Senate passes National Crime Intelligence Agency Bill

AG says opposition’s failure to support bill “rank hypocrisy”

NASSAU, BAHAMAS – Senators debated and passed the National Crime Intelligence Agency (NCIA) Bill, 2019, yesterday.

The four opposition senators voted against the legislation.

The bill will establish a government agency, referred to as the NCIA, to gather intelligence on individuals and/or entities which pose a potential threat to the national security of The Bahamas.

Attorney General Carl Bethel called the opposition failure to support the bill “rank hypocrisy”.

During debate, Senator Dr. Michael Darville expressed grave concern with a provision that makes it a criminal offense to publish, broadcast or otherwise identify an agent or authorized officer of the agency.

He said members of the public have a constitutional right to request identification of an agent, who conducts a search or demands information of them.

For example, agents or authorized employees of the agency may request an operator of an aircraft or vessel to produce documents relating to the aircraft, cargo, vessel, crew, passengers or voyage.

Refusal to comply with the request, upon conviction, carries a $5,000 fine and/or a term of imprisonment not exceeding five years.

As pointed out by Darville, section 13 of the bill indicates that other than members of the Review Committee, no one shall — without the written consent of the prime minister of director of the agency — publish by print, radio or broadcast or otherwise make public the name of an authorized officer or agent.

“I am very concerned about it because I have a constitutional right to ask any police officer or any agent who is going to investigate or search any property of mine, the name and the identification of the agent, and I have a right to be able to present that information to anyone whom I choose to protect my interest,” Darville said.

“And between you and I, I don’t see if I do that how I can be in violation of any law because you are affecting my constitutional right.”

He said while national security is paramount to the safety of The Bahamas, further work is needed on the bill to ensure it is more palatable.

Darville said while in opposition the Free National Movement did all it could to destroy the concept of an intelligence agency, but has since brought similar legislation to the draft the Christie administration brought before Cabinet.

Bethel argued that the opposition had “found Jesus, like Saul on the road to Damascus”.

“Suddenly they see some light,” he said.

“I think it is a black light, not a bright light. It’s a dark light, but they see a light. This is the same group, government in their term, in which the leader and acting leader were members of the executive — Cabinet ministers.

“They were policy makers. They sat there and agreed to a situation where an NIA agency had been formed right over there in the Neville Bethel [Senior] building on Nassau Street without any legal basis; without any lawful authority; and now they sit around when we bring an act to institutionalize and create this entity in law, [and] suddenly like Saul on the road to Damascus, they see the light. No. No. No. We don’t want this, don’t do this; rank hypocrisy.

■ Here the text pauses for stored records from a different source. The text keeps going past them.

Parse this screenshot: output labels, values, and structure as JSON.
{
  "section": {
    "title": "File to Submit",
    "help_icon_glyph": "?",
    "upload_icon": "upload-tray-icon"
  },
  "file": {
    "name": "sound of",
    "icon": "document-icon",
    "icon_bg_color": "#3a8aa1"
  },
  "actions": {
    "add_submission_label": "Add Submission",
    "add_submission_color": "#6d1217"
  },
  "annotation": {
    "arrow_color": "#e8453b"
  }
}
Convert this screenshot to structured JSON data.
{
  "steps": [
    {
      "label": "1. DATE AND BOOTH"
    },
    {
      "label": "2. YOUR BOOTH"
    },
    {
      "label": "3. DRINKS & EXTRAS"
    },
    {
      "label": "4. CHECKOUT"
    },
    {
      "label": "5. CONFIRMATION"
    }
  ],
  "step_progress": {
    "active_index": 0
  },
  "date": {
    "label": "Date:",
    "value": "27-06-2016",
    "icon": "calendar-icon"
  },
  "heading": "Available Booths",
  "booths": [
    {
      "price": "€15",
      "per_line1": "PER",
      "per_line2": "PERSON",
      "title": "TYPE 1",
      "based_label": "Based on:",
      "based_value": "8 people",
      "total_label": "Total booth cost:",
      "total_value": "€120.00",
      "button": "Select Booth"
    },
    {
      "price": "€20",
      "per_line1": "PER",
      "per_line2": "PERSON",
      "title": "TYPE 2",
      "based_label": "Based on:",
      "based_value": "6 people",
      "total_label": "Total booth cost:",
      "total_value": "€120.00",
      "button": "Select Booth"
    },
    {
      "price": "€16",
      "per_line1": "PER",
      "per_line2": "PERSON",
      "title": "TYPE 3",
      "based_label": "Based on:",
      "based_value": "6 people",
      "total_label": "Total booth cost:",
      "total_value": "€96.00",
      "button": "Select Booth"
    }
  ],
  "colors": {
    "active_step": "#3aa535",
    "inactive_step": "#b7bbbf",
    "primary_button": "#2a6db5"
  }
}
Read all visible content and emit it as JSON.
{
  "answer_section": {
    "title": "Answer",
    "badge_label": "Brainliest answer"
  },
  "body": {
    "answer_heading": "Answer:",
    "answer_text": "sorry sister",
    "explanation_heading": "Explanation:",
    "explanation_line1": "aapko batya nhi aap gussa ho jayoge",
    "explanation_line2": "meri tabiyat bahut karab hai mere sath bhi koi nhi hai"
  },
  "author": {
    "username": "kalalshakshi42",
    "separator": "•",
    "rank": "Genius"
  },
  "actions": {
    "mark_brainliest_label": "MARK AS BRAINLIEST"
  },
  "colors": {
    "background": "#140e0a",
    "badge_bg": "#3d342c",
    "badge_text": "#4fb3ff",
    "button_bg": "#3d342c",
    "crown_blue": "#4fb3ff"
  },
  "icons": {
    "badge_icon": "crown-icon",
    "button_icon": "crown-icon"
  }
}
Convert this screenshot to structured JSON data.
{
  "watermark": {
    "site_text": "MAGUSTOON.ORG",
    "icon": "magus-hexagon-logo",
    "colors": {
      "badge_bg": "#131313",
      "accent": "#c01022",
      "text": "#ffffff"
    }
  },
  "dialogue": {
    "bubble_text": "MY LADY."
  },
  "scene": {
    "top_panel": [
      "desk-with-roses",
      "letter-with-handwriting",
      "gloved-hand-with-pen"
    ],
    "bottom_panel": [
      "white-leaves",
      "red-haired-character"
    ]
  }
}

He said, “They have the gall to oppose this. They have the gall to ignore the wicked things they did when they were in office. Wicked, wicked, wicked.”

Upon assuming office, the Minnis administration disbanded the National Intelligence Agency, which had been operating for five years under the previous administration in the absence of legislation to govern it.

The Christie administration repeatedly promised to introduce legislation to govern the agency, but never did so.

According to Minister of National Security, Marvin Dames, the NIA worked without the support from law enforcement agencies in The Bahamas and was essentially defunct.

The government introduced and passed the NCIA last month.

Yesterday, Bethel insisted the NCIA is necessary to prevent The Bahamas from becoming a potential staging ground to harm “our neighbors,” he said once enacted the nation will be better able to defend its sovereignty and democracy.

According to the attorney general, the bill has been used by some to spark unreasonable fears, but those who would do so are “desperately wrong”.

The opposition has also taken exception with the way the director of the agency is appointed and the powers of the minister.

The bill notes that the director will be selected by the governor general on the advice of the prime minister after consultation with the leader of the opposition.

But Bethel said the minister cannot give a direction without putting it in writing and publicizing it.

He said, “Yet, we see a false argument based only on the fact of the ability to give directions without pointing out that power is severely limited in this act; severely and constrained by the duty and obligation to put it in writing and to publicize it.”

Opposition Leader Philip Brave Davis said last month that should the Progressive Liberal Party (PLP) win the next general election, it would repeal “all offensive provisions” of the NCIA and make it “more palatable to the true intent”.